Handwriting is not just a practice, especially for languages like Arabic. Arabic typography and calligraphy are one of the simplest and most complex forms of art. Originally, calligraphy was used as a tool for communication, but as time passed by, it began to be used in architecture, decoration, and coin design as well. You can see how the language’s different visual replications and interpretations are used in some of the world’s largest and most sophisticated museums and are studied by many renowned scholars from around the world. However, sadly with the globalization and technological boom, Arabic typography and calligraphy fonts didn’t get as much attention as other languages, and they slowly became undermined in the world of design, with only a few fonts left to choose from.
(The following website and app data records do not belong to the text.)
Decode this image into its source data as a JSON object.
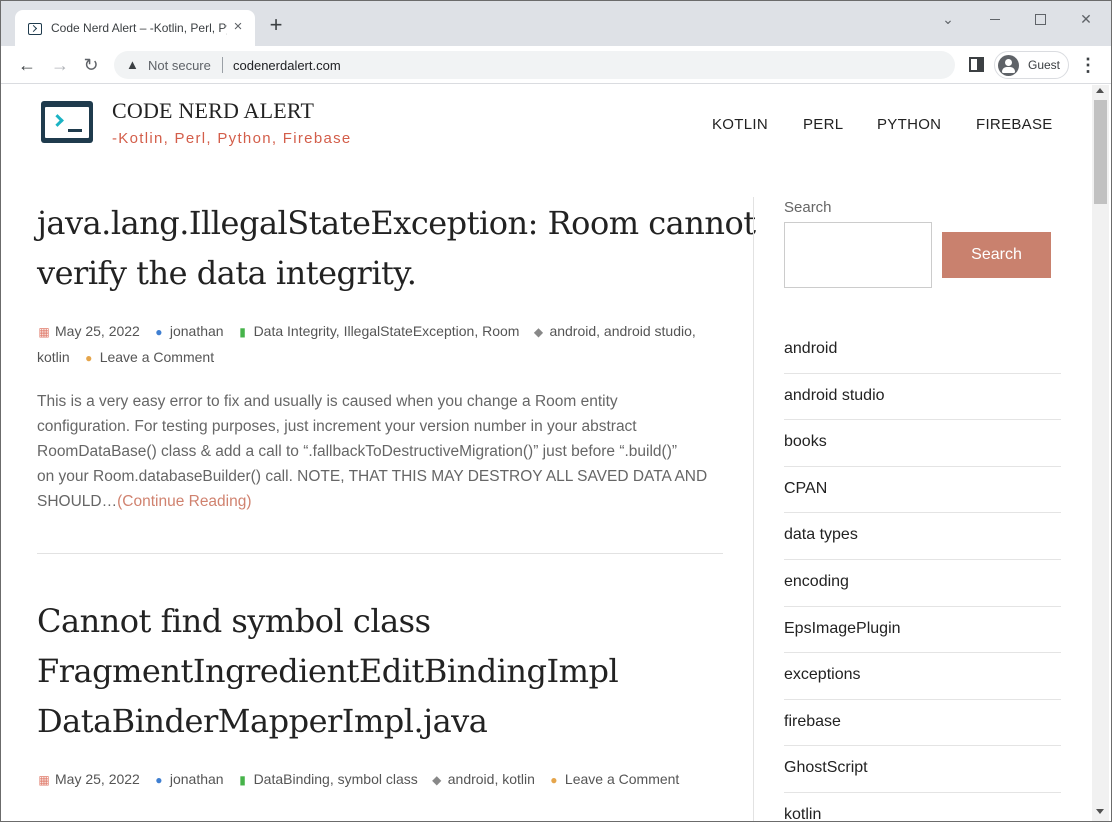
{
  "browser": {
    "tab_title": "Code Nerd Alert – -Kotlin, Perl, Python, Firebase",
    "tab_close": "×",
    "new_tab": "+",
    "not_secure": "Not secure",
    "url": "codenerdalert.com",
    "profile": "Guest",
    "icons": {
      "back": "←",
      "forward": "→",
      "reload": "↻",
      "warning": "▲",
      "menu": "⋮",
      "chevron": "⌄",
      "close": "✕"
    }
  },
  "site": {
    "title": "CODE NERD ALERT",
    "tagline": "-Kotlin, Perl, Python, Firebase",
    "nav": [
      "KOTLIN",
      "PERL",
      "PYTHON",
      "FIREBASE"
    ]
  },
  "posts": [
    {
      "title_lines": [
        "java.lang.IllegalStateException: Room cannot",
        "verify the data integrity."
      ],
      "date": "May 25, 2022",
      "author": "jonathan",
      "categories": "Data Integrity, IllegalStateException, Room",
      "tags_line1": "android, android studio,",
      "tags_line2": "kotlin",
      "comment": "Leave a Comment",
      "excerpt_lines": [
        "This is a very easy error to fix and usually is caused when you change a Room entity",
        "configuration. For testing purposes, just increment your version number in your abstract",
        "RoomDataBase() class & add a call to “.fallbackToDestructiveMigration()” just before “.build()”",
        "on your Room.databaseBuilder() call. NOTE, THAT THIS MAY DESTROY ALL SAVED DATA AND",
        "SHOULD…"
      ],
      "more": "(Continue Reading)"
    },
    {
      "title_lines": [
        "Cannot find symbol class",
        "FragmentIngredientEditBindingImpl",
        "DataBinderMapperImpl.java"
      ],
      "date": "May 25, 2022",
      "author": "jonathan",
      "categories": "DataBinding, symbol class",
      "tags": "android, kotlin",
      "comment": "Leave a Comment"
    }
  ],
  "sidebar": {
    "search_label": "Search",
    "search_value": "",
    "search_button": "Search",
    "tags": [
      "android",
      "android studio",
      "books",
      "CPAN",
      "data types",
      "encoding",
      "EpsImagePlugin",
      "exceptions",
      "firebase",
      "GhostScript",
      "kotlin"
    ]
  }
}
On the bright side, there are a number of research labs in the Arab world that are solely dedicated to spreading and enriching the visual knowledge available, and unveiling the hidden art of typography to scholars as well as designers. The American University in Cairo’s “TYPE Lab” is doing exactly that. For decades, Egypt has been a hub for Arabic typography. Scroll down to check out TYPE Lab’s efforts to develop and disseminate the Arabic script, from its historical calligraphic renditions to its futuristic typographic manifestations.